An important part in the diagnosis of Dissociative Identity Disorder, is something referred to as the ‘multiplicity triad’ (Ross, C.A. 1989). As part of this triad it is suggested that dissociators generally score positively in ‘symptoms’ that are typically associated with schizophrenia. This has at times led to people with DID being misdiagnosed with schizophrenia. There are however, several clear differences between dissociative identity disorder and schizophrenia, and aquiring an awareness of these differences can help in determining whether what someone is experiencing are symptoms of Schizophrenia or whether it is more likely to be DID.
There are symptoms that can be found in both DID and Schizophrenia patients. However there are also symptoms that are characteristic of dissociative identity disorder and not schizophrenia, and visa versa. This article gives an overview of the symptoms which are characteristic of one or other of these disorders; and those which are characteristic of both. The information used in this article is taken from table 3.1 in The Dissociative Identity Disorder Sourcebook by Deborah Bray Haddock.
These are potentially present in both schizophrenia and DID, but with Schizophrenia they are usually isolated symptoms (none to mild severity ratings on the SCID-D, rev.) and they occur in the context of bizarre delusions or other psychotic symptoms. In contrast, dissociative symptoms characteristic of DID are recurrent to persistent (moderate to severe severity ratings).
This is potentially present in both schizophrenia and DID, but someone suffering from Schizophrenia will generally have a lack of sense of identity and struggle to understand their role in society, whereas with DID the changes in identity are consistent and recurrent, with each of the alters having a sense of identity for themselves.
Auditory Hallucinations and Internal Dialogues
Again, these too are potentially present in both disorders. However, with Schizophrenia, a person will experience hallucinations other than voices of alter personalities. These experiences are mostly seen as occuring outside of the patient’s head.
With DID, auditory hallucinations reflect conversations between alter personalities. These voices are perceived as occuring inside the patient’s head and are often described as being similar to thoughts.
Schneiderian Symptoms and Delusions
These are potentially present in both Schizophrenia and DID. Contrasting with DID, where the only delusions are “delusions of several personalities” or of other external changes that are typical of the different personalities (such as changes in posture, voice, facial expressions etc.), delusions often seen in Schizophrenia are bizarre, paranoid delusions, and any other delusions that do not involve other personalities.

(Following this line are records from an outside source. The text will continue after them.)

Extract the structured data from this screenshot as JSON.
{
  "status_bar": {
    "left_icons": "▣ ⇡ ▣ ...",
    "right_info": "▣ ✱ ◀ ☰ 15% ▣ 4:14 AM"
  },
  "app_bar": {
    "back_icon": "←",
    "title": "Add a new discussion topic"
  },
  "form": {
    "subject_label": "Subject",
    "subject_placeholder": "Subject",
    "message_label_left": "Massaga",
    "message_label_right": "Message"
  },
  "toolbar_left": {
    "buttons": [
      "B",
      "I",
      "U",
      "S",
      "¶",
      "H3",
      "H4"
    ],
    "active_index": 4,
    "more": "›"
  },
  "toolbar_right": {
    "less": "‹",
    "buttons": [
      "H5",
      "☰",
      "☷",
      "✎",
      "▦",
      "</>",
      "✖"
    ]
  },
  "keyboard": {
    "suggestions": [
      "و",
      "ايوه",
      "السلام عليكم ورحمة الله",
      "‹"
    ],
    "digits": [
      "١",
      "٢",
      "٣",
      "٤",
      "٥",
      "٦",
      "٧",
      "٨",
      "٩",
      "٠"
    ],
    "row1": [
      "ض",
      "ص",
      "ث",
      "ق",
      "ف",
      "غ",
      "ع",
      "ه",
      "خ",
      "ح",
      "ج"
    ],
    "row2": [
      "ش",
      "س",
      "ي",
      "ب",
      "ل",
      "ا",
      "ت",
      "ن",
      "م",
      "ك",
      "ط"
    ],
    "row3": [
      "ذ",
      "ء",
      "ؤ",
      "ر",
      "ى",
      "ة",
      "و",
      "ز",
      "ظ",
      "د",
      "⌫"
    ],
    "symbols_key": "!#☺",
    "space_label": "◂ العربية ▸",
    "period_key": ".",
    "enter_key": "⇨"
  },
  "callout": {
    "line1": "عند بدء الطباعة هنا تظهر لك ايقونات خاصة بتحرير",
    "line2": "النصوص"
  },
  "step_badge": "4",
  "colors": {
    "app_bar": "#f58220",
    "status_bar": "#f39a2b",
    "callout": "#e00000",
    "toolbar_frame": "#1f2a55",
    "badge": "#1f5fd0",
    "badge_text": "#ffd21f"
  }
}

For example, “The CIA is out to get me.”
Other Psychotic Symptoms
There are no other psychotic symptoms present in DID.
In Schizophrenic patients, other psychotic symptoms may include: thinking characterized by confusion or the obvious breaking up of mental links; catatonic behaviour and chronic flat affect (seeming to have little or no emotion).
Schizophrenic patients tend to have impaired reality testing, whereas DID patients have intact reality testing, and “as if” descriptions of dissociative symptoms are typical.
In Schizophrenia, “If mood episodes have occurRed during active-phase symptoms, their total duration has been brief relative to the duration of the active and residual periods” (DSM-IV, pp. 284-86). (i.e. mood episodes are brief compared to how long active and residual phases last)
In DID, the full depressive or manic syndrome may exist alongside the dissociative syndrome.
Impairment in Functioning
In Schizophrenia, “One or more areas of functioning, such as work, interpersonal, relations or self-care are markedly below the level achieved prior to the onset” (DSM-IV, p. 285).
In DID, any disruption in ability to function is usually temporary, with patients eventually returning to full premorbid level of functioning.
Course of Symptoms and Syndrome
In Schizophrenia, “Continuous signs of the disturbance for at least 6 months” (DSM-IV p. 285).
In DID, signs of the disturbance may be periodic. Rapid changes in symptoms, mood and level of impairment may occur.
Haddock, D.B. (2001) The Dissociative Identity Disorder Sourcebook , New York: McGraw-Hill.
Steinberg, M. (1994) Structured Clinical Interview for DSM-IV Dissociative Disorders Revised, Washington D.C.: American Psychiatric Press.
Ross, C. A. (1996) Dissociative Identity Disorder: Diagnosis, Clinical Features, and Treatment of Multiple Personality, New York: John Wiley.